◆ **TASK**
Go through the entries below and pick out every line with "Black".

____ DATA SUPPLIED

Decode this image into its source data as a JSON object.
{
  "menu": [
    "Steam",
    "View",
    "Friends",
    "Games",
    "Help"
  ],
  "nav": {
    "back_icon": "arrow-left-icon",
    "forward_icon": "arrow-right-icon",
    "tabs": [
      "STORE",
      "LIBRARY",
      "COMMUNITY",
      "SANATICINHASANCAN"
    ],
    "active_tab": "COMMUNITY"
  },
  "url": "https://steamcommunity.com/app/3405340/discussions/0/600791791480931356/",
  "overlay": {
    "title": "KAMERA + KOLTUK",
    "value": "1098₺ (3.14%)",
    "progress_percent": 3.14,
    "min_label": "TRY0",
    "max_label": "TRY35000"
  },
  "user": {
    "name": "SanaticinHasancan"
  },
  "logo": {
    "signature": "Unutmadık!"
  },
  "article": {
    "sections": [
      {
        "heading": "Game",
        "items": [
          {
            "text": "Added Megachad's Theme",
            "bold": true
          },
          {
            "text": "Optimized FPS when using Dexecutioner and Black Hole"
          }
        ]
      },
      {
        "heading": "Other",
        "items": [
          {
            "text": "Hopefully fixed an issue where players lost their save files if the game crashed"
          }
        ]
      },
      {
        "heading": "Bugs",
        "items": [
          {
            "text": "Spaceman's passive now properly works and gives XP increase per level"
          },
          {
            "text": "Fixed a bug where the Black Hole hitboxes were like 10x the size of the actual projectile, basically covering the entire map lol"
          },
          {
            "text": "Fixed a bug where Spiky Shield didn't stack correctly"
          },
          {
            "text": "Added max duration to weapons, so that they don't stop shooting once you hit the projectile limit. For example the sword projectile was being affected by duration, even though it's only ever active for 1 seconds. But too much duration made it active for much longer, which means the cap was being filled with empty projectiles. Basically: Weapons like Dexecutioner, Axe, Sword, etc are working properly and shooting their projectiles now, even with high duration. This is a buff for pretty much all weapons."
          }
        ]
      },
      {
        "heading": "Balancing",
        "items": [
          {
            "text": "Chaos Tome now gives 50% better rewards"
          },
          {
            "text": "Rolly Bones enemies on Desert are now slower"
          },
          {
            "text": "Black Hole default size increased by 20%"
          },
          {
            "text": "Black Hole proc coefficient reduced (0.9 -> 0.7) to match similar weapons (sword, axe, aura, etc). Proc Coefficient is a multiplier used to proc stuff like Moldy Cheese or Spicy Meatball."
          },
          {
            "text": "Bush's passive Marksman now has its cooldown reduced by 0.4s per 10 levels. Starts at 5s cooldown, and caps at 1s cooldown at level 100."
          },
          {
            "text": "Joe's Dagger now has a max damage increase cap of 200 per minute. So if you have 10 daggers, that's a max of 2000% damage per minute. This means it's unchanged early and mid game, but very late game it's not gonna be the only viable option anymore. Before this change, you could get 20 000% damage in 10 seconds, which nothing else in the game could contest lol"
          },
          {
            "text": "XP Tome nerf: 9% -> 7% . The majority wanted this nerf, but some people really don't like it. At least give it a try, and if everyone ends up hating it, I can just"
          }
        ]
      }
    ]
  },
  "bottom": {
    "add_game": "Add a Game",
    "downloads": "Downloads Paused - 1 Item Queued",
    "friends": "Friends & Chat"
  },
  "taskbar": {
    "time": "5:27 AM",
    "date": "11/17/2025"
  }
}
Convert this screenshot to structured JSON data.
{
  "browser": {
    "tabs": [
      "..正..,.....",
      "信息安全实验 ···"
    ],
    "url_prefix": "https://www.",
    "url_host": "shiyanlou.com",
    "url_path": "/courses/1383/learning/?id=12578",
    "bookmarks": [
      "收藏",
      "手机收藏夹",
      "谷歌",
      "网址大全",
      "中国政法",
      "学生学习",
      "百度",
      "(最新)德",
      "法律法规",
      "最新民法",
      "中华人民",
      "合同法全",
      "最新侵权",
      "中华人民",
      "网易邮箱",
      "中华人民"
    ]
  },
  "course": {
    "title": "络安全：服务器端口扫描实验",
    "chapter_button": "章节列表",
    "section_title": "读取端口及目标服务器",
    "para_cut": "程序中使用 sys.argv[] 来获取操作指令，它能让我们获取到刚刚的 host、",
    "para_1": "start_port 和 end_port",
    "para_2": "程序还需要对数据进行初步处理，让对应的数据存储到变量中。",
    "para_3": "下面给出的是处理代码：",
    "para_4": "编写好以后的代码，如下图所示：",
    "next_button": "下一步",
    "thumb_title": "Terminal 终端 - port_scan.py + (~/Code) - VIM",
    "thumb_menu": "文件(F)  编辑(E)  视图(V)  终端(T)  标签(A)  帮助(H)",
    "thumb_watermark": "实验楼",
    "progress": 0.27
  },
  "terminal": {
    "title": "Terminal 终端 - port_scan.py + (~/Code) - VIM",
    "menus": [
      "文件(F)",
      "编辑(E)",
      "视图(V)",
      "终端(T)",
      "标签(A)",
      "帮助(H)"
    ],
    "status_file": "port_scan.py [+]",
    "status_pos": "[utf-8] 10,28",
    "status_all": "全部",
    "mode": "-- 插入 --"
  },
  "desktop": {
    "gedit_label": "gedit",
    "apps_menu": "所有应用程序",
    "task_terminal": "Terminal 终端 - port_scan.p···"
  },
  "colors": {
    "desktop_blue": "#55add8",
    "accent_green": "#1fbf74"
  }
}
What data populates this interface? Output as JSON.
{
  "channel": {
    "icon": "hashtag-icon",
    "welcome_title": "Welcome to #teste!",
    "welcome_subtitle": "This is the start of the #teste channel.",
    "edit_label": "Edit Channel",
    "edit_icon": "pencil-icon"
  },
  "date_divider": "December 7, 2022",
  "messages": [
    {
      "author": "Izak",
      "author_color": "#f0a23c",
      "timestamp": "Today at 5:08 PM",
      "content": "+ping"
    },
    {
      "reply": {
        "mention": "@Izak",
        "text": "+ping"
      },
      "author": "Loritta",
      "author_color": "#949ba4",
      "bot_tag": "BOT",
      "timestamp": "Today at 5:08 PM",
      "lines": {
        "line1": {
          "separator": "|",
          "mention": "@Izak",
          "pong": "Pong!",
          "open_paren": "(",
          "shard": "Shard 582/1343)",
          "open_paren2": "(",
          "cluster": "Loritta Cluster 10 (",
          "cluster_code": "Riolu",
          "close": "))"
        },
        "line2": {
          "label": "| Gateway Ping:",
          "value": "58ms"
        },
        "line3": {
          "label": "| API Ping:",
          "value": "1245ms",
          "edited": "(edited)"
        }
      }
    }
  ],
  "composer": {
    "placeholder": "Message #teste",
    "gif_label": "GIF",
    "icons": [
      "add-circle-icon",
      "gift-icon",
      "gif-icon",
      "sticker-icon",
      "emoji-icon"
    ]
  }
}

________

◆ **REPLY**
            "text": "Optimized FPS when using Dexecutioner and Black Hole"
            "text": "Fixed a bug where the Black Hole hitboxes were like 10x the size of the actual projectile, basically covering the entire map lol"
            "text": "Black Hole default size increased by 20%"
            "text": "Black Hole proc coefficient reduced (0.9 -> 0.7) to match similar weapons (sword, axe, aura, etc). Proc Coefficient is a multiplier used to proc stuff like Moldy Cheese or Spicy Meatball."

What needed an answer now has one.